Also impressive is that Square managed to make it through the late 90's and into most of 2002 without a single Nintendo title. They did release enhanced versions of FF I-IV, Front Mission, and Romancing Saga on Bandai's recently deceased Wonderswan handheld (along with a number of exclusive WS titles), thumbing their noses at Nintendo, and making more than a few collectors do the Ebay scramble. Enix offered up two Nintendo 64 games, Wonder Project J2 (with a female android this time out), and Yuke Yuke Troublemakers (released here as Mischief Makers), a couple of Game Boy Color and currently, a few GBA titles. Curiously, only Enix has supported Sega, and only with 3 Saturn games in Japan. Of these, Nanatsu Kaze no Shima Monogatari, an adventure game with puzzle elements and really beautiful graphics, is the standout. Nin Penman Maru was the only other original title, and the third game was the Japanese port of the popular PC game Riven. Enix only handled the localization and publishing aspects for the latter release.
One common misconception among some of you out there is that Squaresoft and Enix program all their games in-house, when in fact they often work with other developers on many aspects of game design and production, a common practice in the industry. For example, Alchahest was a HAL Laboratories game, Front Mission was a G-Craft game, and Treasure Hunter G was by Sting. For Enix, Elnard, both Mystic Ark games and Tenchi Souzou were Produce! creations. Some of these folks have worked on a number of other great games. For example, G-Craft worked on the Arc the Lad series, and Sting did the two Evolution games on the Dreamcast and Baroque on the Saturn, HAL is known for its Kirby, Lolo, and Smash Bros. games, and so forth and so on...
The point I'm trying to make is that a developer and a publisher can be and are often two different entities.

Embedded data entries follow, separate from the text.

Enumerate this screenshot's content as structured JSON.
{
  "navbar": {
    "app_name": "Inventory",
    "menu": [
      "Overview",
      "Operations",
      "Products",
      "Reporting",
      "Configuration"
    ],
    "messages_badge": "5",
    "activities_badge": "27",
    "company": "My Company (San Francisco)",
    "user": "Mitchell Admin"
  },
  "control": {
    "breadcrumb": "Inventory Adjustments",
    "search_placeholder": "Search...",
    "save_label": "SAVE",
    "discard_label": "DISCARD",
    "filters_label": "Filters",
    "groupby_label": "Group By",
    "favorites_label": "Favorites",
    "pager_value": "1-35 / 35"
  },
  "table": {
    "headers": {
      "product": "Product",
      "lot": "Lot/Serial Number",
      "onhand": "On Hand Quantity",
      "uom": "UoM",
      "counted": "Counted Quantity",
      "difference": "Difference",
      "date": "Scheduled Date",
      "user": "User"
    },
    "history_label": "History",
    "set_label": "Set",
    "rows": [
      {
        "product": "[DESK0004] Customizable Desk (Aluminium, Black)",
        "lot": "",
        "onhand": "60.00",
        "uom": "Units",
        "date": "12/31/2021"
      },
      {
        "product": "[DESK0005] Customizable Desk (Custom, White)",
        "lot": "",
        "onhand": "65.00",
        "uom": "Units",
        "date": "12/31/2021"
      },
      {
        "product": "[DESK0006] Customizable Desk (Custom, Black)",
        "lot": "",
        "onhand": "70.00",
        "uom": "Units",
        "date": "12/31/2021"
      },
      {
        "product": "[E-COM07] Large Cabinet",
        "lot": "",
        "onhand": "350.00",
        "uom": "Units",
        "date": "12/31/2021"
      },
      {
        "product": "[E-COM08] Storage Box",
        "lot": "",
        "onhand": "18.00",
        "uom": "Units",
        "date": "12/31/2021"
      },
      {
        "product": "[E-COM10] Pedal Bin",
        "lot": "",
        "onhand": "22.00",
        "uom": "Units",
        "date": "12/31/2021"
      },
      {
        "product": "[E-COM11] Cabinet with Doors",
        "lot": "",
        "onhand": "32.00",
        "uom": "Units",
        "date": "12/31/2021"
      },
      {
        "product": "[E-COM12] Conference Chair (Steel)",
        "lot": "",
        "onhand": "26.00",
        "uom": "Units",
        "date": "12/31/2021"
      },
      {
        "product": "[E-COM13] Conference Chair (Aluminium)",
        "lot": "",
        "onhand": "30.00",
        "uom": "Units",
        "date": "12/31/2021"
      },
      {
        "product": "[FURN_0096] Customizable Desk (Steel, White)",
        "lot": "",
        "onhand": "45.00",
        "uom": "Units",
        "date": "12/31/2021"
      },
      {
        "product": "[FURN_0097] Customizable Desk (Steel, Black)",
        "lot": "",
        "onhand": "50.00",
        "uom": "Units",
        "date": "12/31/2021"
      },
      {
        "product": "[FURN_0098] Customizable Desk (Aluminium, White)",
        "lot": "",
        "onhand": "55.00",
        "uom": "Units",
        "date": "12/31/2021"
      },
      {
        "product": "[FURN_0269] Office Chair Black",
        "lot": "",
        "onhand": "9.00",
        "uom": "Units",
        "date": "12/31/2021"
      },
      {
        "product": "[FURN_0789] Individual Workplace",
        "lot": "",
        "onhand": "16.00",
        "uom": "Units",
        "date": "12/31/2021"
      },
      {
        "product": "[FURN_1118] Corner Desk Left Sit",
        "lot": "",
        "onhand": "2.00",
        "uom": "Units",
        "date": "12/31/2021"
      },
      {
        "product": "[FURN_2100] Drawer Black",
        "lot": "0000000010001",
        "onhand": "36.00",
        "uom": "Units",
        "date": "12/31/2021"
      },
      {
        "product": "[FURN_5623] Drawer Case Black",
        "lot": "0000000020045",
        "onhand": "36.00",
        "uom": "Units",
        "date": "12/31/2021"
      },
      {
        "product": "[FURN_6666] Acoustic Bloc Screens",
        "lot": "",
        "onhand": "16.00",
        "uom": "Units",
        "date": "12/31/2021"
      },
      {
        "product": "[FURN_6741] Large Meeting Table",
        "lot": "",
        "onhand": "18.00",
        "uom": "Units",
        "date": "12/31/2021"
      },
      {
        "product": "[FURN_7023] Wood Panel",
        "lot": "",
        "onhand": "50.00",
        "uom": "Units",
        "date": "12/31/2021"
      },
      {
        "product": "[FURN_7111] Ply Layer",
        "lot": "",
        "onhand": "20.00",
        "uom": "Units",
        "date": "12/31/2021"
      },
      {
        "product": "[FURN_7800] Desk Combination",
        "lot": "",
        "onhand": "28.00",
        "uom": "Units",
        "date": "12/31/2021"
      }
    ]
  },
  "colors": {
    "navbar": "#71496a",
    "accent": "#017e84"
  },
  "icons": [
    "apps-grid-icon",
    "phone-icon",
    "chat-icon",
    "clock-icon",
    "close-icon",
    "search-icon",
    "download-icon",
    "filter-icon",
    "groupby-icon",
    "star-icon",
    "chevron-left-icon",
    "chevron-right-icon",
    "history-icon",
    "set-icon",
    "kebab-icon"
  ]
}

Part of my interest in import (and domestic) games is in discovering just who's behind the big logos on the title screen, so that I can track down other works that they've done. Thus endeth the lesson for this month- go track down some of this stuff if your curiosity is piqued, and let me know what you think of this month's column.
Most likely we'll be at war by the time you read this, so I'm torn between doing import strategy and shooting games or focusing on games with girls in swimsuits to take your minds off the latest news. Or maybe I'll just avoid controversy altogether and do a column on 2D Playstation shooters- fire away with your comments and suggestions, and I'll go with what wins.
P.S.- I didn't forget Squaresoft's fun RPG Racing Lagoon for the PS One. It's going in as part of the next batch of racers in a future installment of this column...